-- Opening Marker --

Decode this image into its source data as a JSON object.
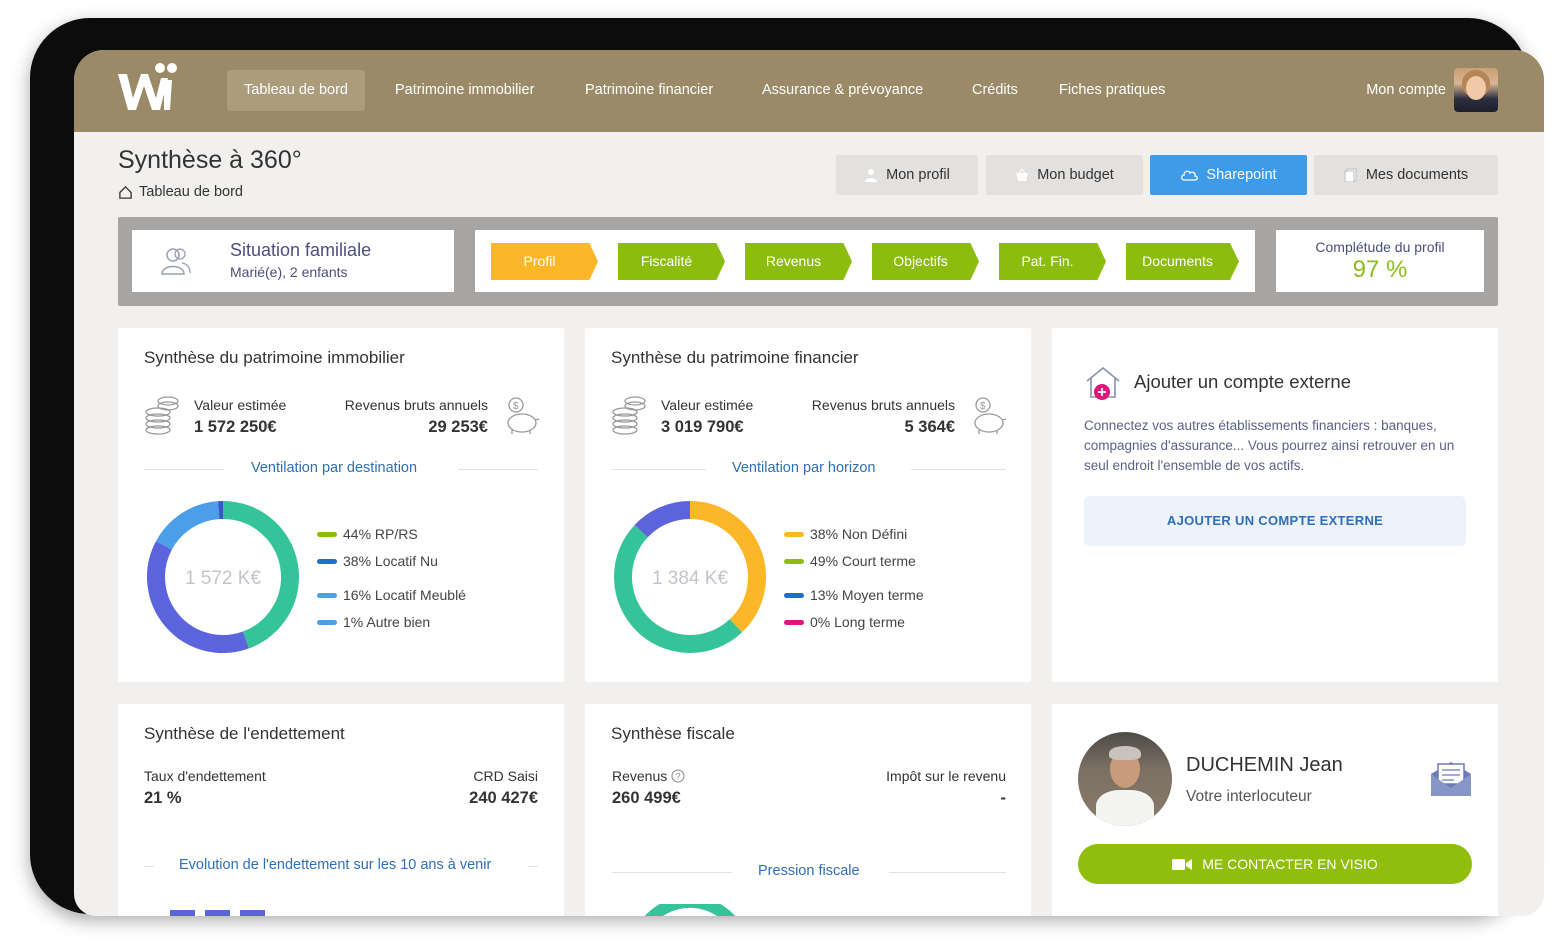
{
  "nav": {
    "items": [
      {
        "label": "Tableau de bord",
        "active": true
      },
      {
        "label": "Patrimoine immobilier",
        "active": false
      },
      {
        "label": "Patrimoine financier",
        "active": false
      },
      {
        "label": "Assurance & prévoyance",
        "active": false
      },
      {
        "label": "Crédits",
        "active": false
      },
      {
        "label": "Fiches pratiques",
        "active": false
      }
    ],
    "account_label": "Mon compte",
    "logo_icon": "wiizi-logo"
  },
  "header": {
    "title": "Synthèse à 360°",
    "breadcrumb": "Tableau de bord",
    "buttons": [
      {
        "label": "Mon profil",
        "icon": "user-icon"
      },
      {
        "label": "Mon budget",
        "icon": "basket-icon"
      },
      {
        "label": "Sharepoint",
        "icon": "cloud-icon"
      },
      {
        "label": "Mes documents",
        "icon": "document-icon"
      }
    ]
  },
  "profile_strip": {
    "family": {
      "title": "Situation familiale",
      "subtitle": "Marié(e), 2 enfants"
    },
    "steps": [
      {
        "label": "Profil",
        "color": "#fbb728"
      },
      {
        "label": "Fiscalité",
        "color": "#8cbd0e"
      },
      {
        "label": "Revenus",
        "color": "#8cbd0e"
      },
      {
        "label": "Objectifs",
        "color": "#8cbd0e"
      },
      {
        "label": "Pat. Fin.",
        "color": "#8cbd0e"
      },
      {
        "label": "Documents",
        "color": "#8cbd0e"
      }
    ],
    "completion": {
      "label": "Complétude du profil",
      "value": "97 %"
    }
  },
  "immobilier": {
    "title": "Synthèse du patrimoine immobilier",
    "value_label": "Valeur estimée",
    "value": "1 572 250€",
    "income_label": "Revenus bruts annuels",
    "income": "29 253€",
    "section": "Ventilation par destination",
    "center": "1 572 K€",
    "legend": [
      {
        "label": "44% RP/RS",
        "color": "#8cbd0e"
      },
      {
        "label": "38% Locatif Nu",
        "color": "#1f6fc5"
      },
      {
        "label": "16% Locatif Meublé",
        "color": "#4a9fe8"
      },
      {
        "label": "1% Autre bien",
        "color": "#4a9fe8"
      }
    ],
    "segments": [
      {
        "pct": 44,
        "color": "#35c49a"
      },
      {
        "pct": 38,
        "color": "#5b63dd"
      },
      {
        "pct": 16,
        "color": "#4a9fe8"
      },
      {
        "pct": 1,
        "color": "#3b55c8"
      }
    ]
  },
  "financier": {
    "title": "Synthèse du patrimoine financier",
    "value_label": "Valeur estimée",
    "value": "3 019 790€",
    "income_label": "Revenus bruts annuels",
    "income": "5 364€",
    "section": "Ventilation par horizon",
    "center": "1 384 K€",
    "legend": [
      {
        "label": "38% Non Défini",
        "color": "#fbb728"
      },
      {
        "label": "49% Court terme",
        "color": "#8cbd0e"
      },
      {
        "label": "13% Moyen terme",
        "color": "#1f6fc5"
      },
      {
        "label": "0% Long terme",
        "color": "#e0157b"
      }
    ],
    "segments": [
      {
        "pct": 38,
        "color": "#fbb728"
      },
      {
        "pct": 49,
        "color": "#35c49a"
      },
      {
        "pct": 13,
        "color": "#5b63dd"
      },
      {
        "pct": 0,
        "color": "#e0157b"
      }
    ]
  },
  "external": {
    "title": "Ajouter un compte externe",
    "text": "Connectez vos autres établissements financiers : banques, compagnies d'assurance... Vous pourrez ainsi retrouver en un seul endroit l'ensemble de vos actifs.",
    "button": "AJOUTER UN COMPTE EXTERNE"
  },
  "endettement": {
    "title": "Synthèse de l'endettement",
    "rate_label": "Taux d'endettement",
    "rate": "21 %",
    "crd_label": "CRD Saisi",
    "crd": "240 427€",
    "section": "Evolution de l'endettement sur les 10 ans à venir"
  },
  "fiscale": {
    "title": "Synthèse fiscale",
    "revenus_label": "Revenus",
    "revenus": "260 499€",
    "impot_label": "Impôt sur le revenu",
    "impot": "-",
    "section": "Pression fiscale"
  },
  "contact": {
    "name": "DUCHEMIN Jean",
    "role": "Votre interlocuteur",
    "button": "ME CONTACTER EN VISIO"
  }
}
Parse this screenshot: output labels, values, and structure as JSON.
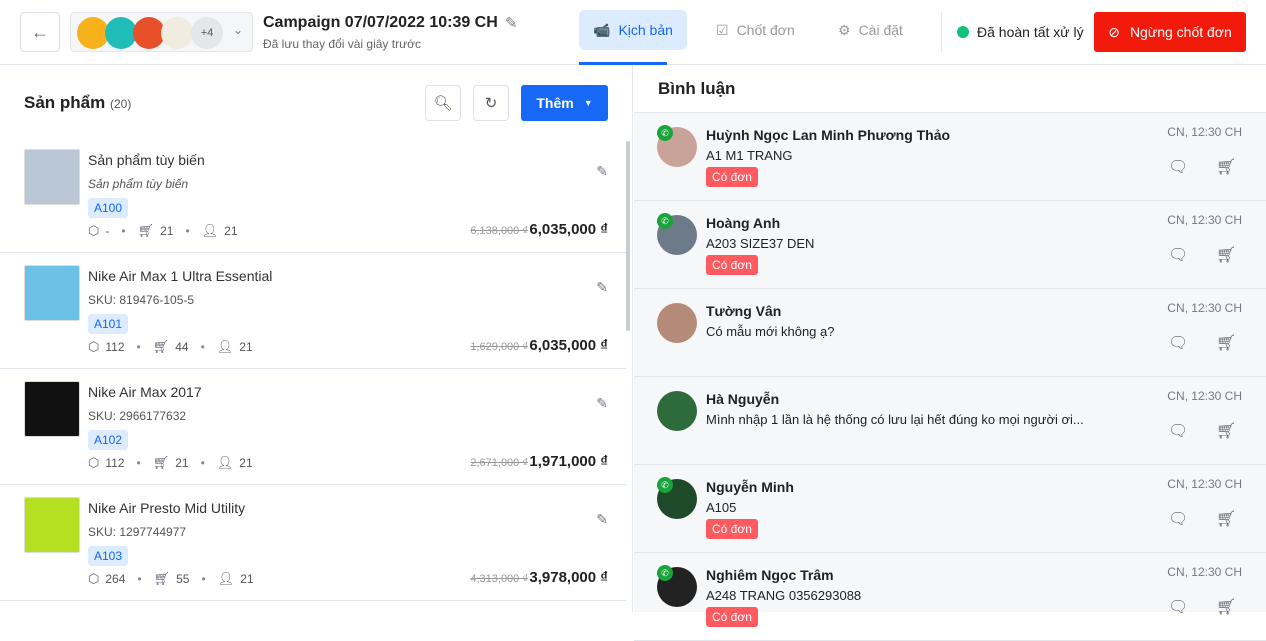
{
  "header": {
    "back_icon": "arrow-left-icon",
    "pages_more": "+4",
    "title": "Campaign 07/07/2022 10:39 CH",
    "subtitle": "Đã lưu thay đổi vài giây trước",
    "tabs": [
      {
        "label": "Kịch bản",
        "icon": "live-camera-icon",
        "active": true
      },
      {
        "label": "Chốt đơn",
        "icon": "checklist-icon"
      },
      {
        "label": "Cài đặt",
        "icon": "gear-icon"
      }
    ],
    "status": "Đã hoàn tất xử lý",
    "stop_label": "Ngừng chốt đơn",
    "colors": {
      "accent": "#1668f5",
      "danger": "#f21a0a",
      "ok": "#10c27a"
    }
  },
  "products": {
    "title": "Sản phẩm",
    "count": "(20)",
    "add_label": "Thêm",
    "items": [
      {
        "name": "Sản phẩm tùy biến",
        "sku": "Sản phẩm tùy biến",
        "code": "A100",
        "stock": "-",
        "cart": "21",
        "buyers": "21",
        "old_price": "6,138,000 ₫",
        "price": "6,035,000 ₫"
      },
      {
        "name": "Nike Air Max 1 Ultra Essential",
        "sku": "SKU: 819476-105-5",
        "code": "A101",
        "stock": "112",
        "cart": "44",
        "buyers": "21",
        "old_price": "1,629,000 ₫",
        "price": "6,035,000 ₫"
      },
      {
        "name": "Nike Air Max 2017",
        "sku": "SKU: 2966177632",
        "code": "A102",
        "stock": "112",
        "cart": "21",
        "buyers": "21",
        "old_price": "2,671,000 ₫",
        "price": "1,971,000 ₫"
      },
      {
        "name": "Nike Air Presto Mid Utility",
        "sku": "SKU: 1297744977",
        "code": "A103",
        "stock": "264",
        "cart": "55",
        "buyers": "21",
        "old_price": "4,313,000 ₫",
        "price": "3,978,000 ₫"
      }
    ]
  },
  "comments": {
    "title": "Bình luận",
    "items": [
      {
        "name": "Huỳnh Ngọc Lan Minh Phương Thảo",
        "text": "A1 M1 TRANG",
        "tag": "Có đơn",
        "time": "CN, 12:30 CH",
        "phone": true
      },
      {
        "name": "Hoàng Anh",
        "text": "A203 SIZE37 DEN",
        "tag": "Có đơn",
        "time": "CN, 12:30 CH",
        "phone": true
      },
      {
        "name": "Tường Vân",
        "text": "Có mẫu mới không ạ?",
        "time": "CN, 12:30 CH"
      },
      {
        "name": "Hà Nguyễn",
        "text": "Mình nhập 1 lần là hệ thống có lưu lại hết đúng ko mọi người ơi...",
        "time": "CN, 12:30 CH"
      },
      {
        "name": "Nguyễn Minh",
        "text": "A105",
        "tag": "Có đơn",
        "time": "CN, 12:30 CH",
        "phone": true
      },
      {
        "name": "Nghiêm Ngọc Trâm",
        "text": "A248 TRANG 0356293088",
        "tag": "Có đơn",
        "time": "CN, 12:30 CH",
        "phone": true
      }
    ]
  }
}
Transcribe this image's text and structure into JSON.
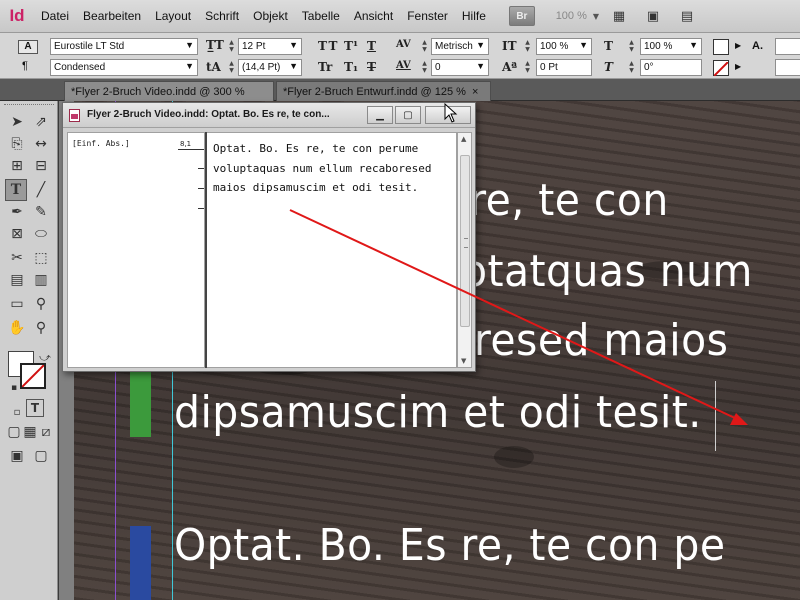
{
  "app": {
    "logo": "Id",
    "menu": [
      "Datei",
      "Bearbeiten",
      "Layout",
      "Schrift",
      "Objekt",
      "Tabelle",
      "Ansicht",
      "Fenster",
      "Hilfe"
    ],
    "bridge_label": "Br",
    "zoom": "100 %"
  },
  "control": {
    "font_family": "Eurostile LT Std",
    "font_style": "Condensed",
    "font_size": "12 Pt",
    "leading": "(14,4 Pt)",
    "kerning": "Metrisch",
    "tracking": "0",
    "vertical_scale": "100 %",
    "horizontal_scale": "100 %",
    "baseline_shift": "0 Pt",
    "skew": "0°",
    "char_style_label": "A."
  },
  "tabs": [
    {
      "label": "*Flyer 2-Bruch Video.indd @ 300 %"
    },
    {
      "label": "*Flyer 2-Bruch Entwurf.indd @ 125 %"
    }
  ],
  "canvas": {
    "lines": [
      "s re, te con",
      "otatquas num",
      "resed maios",
      "dipsamuscim et odi tesit.",
      "Optat. Bo. Es re, te con pe"
    ],
    "colors": {
      "green_bar": "#3c9a3c",
      "blue_bar": "#2a4aa0",
      "arrow": "#e01818"
    }
  },
  "story_editor": {
    "title": "Flyer 2-Bruch Video.indd: Optat. Bo. Es re, te con...",
    "style_name": "[Einf. Abs.]",
    "ruler_value": "8,1",
    "text": "Optat. Bo. Es re, te con perume voluptaquas num ellum recaboresed maios dipsamuscim et odi tesit."
  }
}
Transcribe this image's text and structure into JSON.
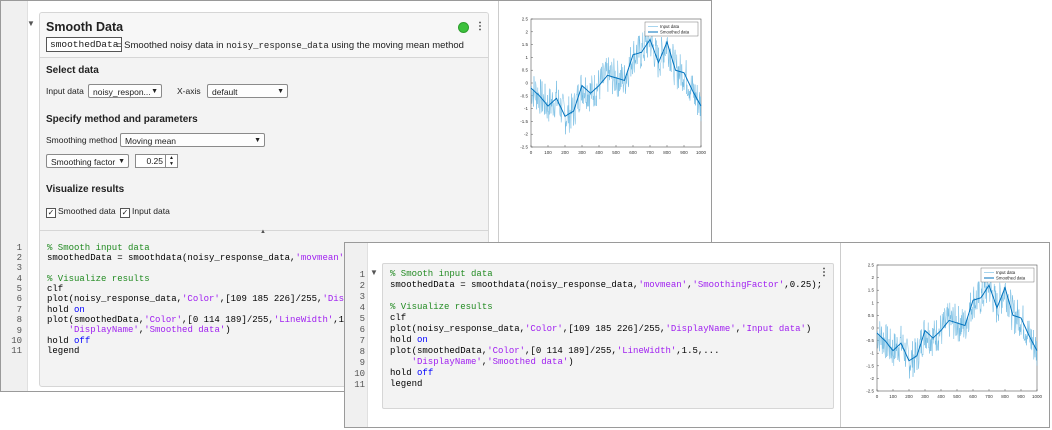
{
  "window1": {
    "line_numbers": [
      "1",
      "2",
      "3",
      "4",
      "5",
      "6",
      "7",
      "8",
      "9",
      "10",
      "11"
    ],
    "task": {
      "title": "Smooth Data",
      "output_variable": "smoothedData",
      "summary_prefix": "= Smoothed noisy data in",
      "summary_input": "noisy_response_data",
      "summary_suffix": "using the moving mean method",
      "select_data_heading": "Select data",
      "input_data_label": "Input data",
      "input_data_value": "noisy_respon...",
      "x_axis_label": "X-axis",
      "x_axis_value": "default",
      "method_heading": "Specify method and parameters",
      "smoothing_method_label": "Smoothing method",
      "smoothing_method_value": "Moving mean",
      "smoothing_factor_option": "Smoothing factor",
      "smoothing_factor_value": "0.25",
      "visualize_heading": "Visualize results",
      "smoothed_data_check": "Smoothed data",
      "input_data_check": "Input data"
    }
  },
  "window2": {
    "line_numbers": [
      "1",
      "2",
      "3",
      "4",
      "5",
      "6",
      "7",
      "8",
      "9",
      "10",
      "11"
    ]
  },
  "colors": {
    "input": "#6db9e2",
    "smoothed": "#0072bd",
    "status": "#3cc13c"
  },
  "chart_data": {
    "type": "line",
    "legend": [
      "Input data",
      "Smoothed data"
    ],
    "legend_placement": "top-right",
    "xlim": [
      0,
      1000
    ],
    "ylim": [
      -2.5,
      2.5
    ],
    "x_ticks": [
      "0",
      "100",
      "200",
      "300",
      "400",
      "500",
      "600",
      "700",
      "800",
      "900",
      "1000"
    ],
    "y_ticks": [
      "-2.5",
      "-2",
      "-1.5",
      "-1",
      "-0.5",
      "0",
      "0.5",
      "1",
      "1.5",
      "2",
      "2.5"
    ],
    "series": [
      {
        "name": "Smoothed data",
        "x": [
          0,
          50,
          100,
          150,
          200,
          250,
          300,
          350,
          400,
          450,
          500,
          550,
          600,
          650,
          700,
          750,
          800,
          850,
          900,
          950,
          1000
        ],
        "values": [
          -0.2,
          -0.5,
          -0.9,
          -0.6,
          -1.3,
          -1.1,
          -0.1,
          -0.4,
          -0.1,
          0.3,
          0.2,
          0.1,
          1.1,
          1.2,
          1.7,
          0.8,
          1.6,
          0.5,
          0.4,
          -0.3,
          -0.9
        ]
      },
      {
        "name": "Input data",
        "noise_amplitude": 0.75
      }
    ]
  }
}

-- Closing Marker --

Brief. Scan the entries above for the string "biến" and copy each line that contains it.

Answer area.
        "name": "Sản phẩm tùy biến",
        "sku": "Sản phẩm tùy biến",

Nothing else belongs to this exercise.